WHAT THIS TASK INVOLVES:
Filter the entries below, keeping only lines with "ratti".

Items from a data source
---*---

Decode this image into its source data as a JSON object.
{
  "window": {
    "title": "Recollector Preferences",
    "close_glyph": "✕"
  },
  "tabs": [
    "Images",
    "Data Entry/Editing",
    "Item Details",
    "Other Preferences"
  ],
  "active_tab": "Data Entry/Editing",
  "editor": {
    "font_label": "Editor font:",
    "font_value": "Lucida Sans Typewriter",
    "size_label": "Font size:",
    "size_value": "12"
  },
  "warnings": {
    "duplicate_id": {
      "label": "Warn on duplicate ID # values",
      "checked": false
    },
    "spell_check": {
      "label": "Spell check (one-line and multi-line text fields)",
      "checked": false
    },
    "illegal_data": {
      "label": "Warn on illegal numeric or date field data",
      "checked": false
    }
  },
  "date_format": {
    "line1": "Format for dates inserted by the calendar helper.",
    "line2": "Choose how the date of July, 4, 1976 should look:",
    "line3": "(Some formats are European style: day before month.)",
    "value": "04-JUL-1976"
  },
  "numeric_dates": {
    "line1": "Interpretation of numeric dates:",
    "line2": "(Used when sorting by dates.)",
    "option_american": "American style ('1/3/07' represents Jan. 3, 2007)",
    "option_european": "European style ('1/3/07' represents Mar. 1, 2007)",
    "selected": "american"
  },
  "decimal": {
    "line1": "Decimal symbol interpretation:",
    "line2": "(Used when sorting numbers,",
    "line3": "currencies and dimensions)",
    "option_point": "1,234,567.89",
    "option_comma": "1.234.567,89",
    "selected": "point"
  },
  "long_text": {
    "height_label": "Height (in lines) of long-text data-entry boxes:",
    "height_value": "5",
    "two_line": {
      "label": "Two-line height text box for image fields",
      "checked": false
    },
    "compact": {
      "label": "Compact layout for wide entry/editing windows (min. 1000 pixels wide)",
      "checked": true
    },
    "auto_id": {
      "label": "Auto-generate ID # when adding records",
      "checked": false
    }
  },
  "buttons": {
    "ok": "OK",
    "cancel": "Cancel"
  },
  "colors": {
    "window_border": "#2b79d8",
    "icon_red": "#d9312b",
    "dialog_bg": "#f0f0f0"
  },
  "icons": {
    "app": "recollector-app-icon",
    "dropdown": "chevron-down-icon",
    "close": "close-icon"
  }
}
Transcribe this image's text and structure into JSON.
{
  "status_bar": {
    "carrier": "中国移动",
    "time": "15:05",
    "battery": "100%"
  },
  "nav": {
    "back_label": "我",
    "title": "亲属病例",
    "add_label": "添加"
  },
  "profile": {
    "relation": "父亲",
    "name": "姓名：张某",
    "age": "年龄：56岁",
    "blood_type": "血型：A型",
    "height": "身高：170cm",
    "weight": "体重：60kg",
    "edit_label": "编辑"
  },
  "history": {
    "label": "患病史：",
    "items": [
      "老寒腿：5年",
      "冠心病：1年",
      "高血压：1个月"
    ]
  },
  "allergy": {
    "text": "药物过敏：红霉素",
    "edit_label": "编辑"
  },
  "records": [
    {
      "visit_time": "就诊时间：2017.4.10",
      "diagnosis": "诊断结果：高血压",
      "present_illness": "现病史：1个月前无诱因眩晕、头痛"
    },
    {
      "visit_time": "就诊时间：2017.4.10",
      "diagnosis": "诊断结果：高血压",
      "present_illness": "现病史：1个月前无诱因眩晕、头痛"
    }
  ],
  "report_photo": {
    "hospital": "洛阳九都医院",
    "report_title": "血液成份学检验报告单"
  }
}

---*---

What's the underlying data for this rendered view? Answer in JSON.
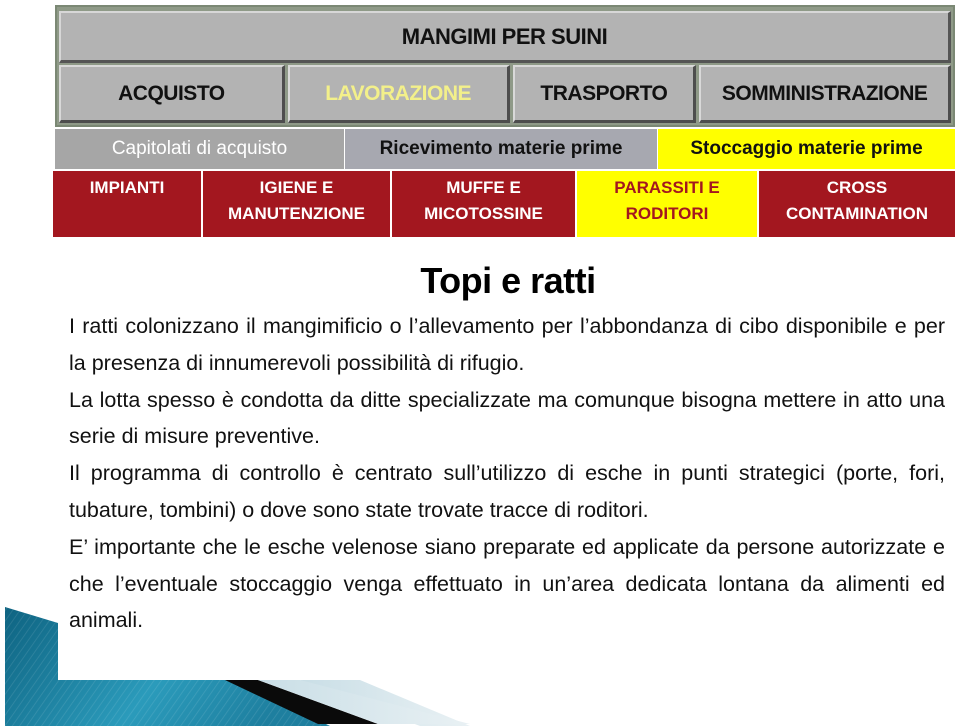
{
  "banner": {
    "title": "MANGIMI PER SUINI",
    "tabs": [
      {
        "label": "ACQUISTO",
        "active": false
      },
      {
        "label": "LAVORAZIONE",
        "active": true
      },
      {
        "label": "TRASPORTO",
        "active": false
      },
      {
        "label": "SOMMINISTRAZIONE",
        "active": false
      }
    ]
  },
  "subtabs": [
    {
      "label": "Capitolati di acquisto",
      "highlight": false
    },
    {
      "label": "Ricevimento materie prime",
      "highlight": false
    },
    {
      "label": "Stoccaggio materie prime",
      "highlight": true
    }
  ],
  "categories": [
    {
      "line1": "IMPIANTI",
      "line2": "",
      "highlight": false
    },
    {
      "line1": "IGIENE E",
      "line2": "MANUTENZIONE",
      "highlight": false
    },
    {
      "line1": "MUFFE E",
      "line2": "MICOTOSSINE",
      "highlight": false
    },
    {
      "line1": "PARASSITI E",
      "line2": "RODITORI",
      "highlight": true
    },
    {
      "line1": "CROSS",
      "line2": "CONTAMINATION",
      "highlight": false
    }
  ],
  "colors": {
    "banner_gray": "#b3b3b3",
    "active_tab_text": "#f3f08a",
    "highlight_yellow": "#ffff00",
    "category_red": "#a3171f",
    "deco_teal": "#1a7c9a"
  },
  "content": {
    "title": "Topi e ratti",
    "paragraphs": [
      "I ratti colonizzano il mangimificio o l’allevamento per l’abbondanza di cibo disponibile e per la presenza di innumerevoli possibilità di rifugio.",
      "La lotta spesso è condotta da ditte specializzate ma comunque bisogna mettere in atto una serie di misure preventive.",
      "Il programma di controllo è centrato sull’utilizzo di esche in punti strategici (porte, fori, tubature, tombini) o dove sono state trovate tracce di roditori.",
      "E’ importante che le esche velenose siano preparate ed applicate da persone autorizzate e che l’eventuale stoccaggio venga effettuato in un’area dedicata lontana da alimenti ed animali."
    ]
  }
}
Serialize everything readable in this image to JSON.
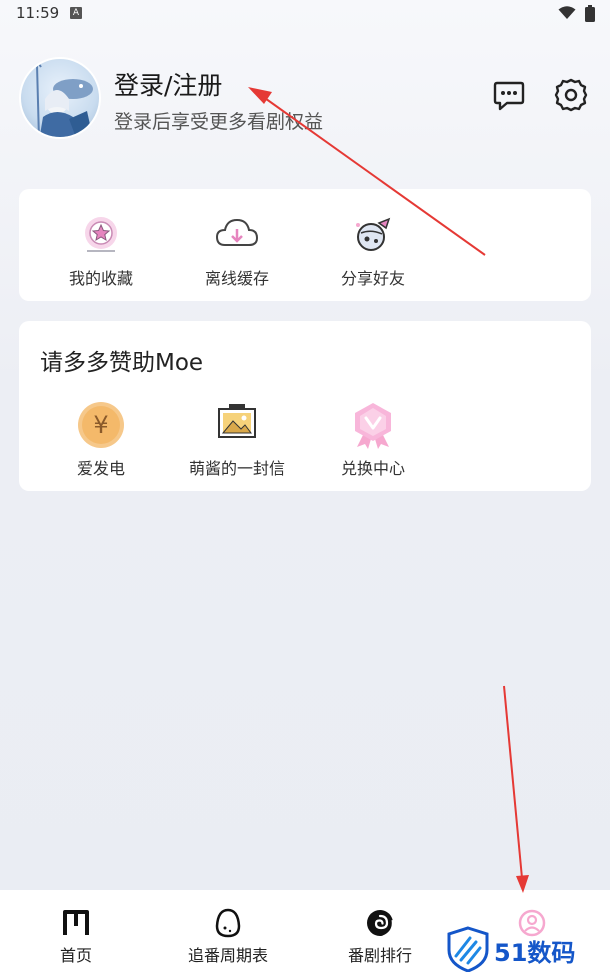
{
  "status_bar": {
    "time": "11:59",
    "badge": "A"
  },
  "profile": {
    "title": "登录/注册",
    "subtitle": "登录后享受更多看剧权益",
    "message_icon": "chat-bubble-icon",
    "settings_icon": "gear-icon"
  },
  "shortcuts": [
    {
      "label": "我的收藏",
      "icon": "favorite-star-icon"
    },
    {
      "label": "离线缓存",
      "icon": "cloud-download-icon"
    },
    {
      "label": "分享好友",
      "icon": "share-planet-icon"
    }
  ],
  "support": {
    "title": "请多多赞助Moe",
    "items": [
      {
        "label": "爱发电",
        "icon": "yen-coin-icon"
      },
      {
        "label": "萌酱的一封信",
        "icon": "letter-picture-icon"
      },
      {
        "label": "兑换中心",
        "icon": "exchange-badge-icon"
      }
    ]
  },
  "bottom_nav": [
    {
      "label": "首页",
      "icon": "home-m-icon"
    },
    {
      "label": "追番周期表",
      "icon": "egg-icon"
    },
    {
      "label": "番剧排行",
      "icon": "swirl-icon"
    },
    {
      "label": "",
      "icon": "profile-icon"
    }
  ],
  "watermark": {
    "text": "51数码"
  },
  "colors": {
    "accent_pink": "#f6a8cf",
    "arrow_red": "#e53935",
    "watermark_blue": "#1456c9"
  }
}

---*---

SOLVED EXERCISE:
    "title": "Topi e ratti",
      "I ratti colonizzano il mangimificio o l’allevamento per l’abbondanza di cibo disponibile e per la presenza di innumerevoli possibilità di rifugio.",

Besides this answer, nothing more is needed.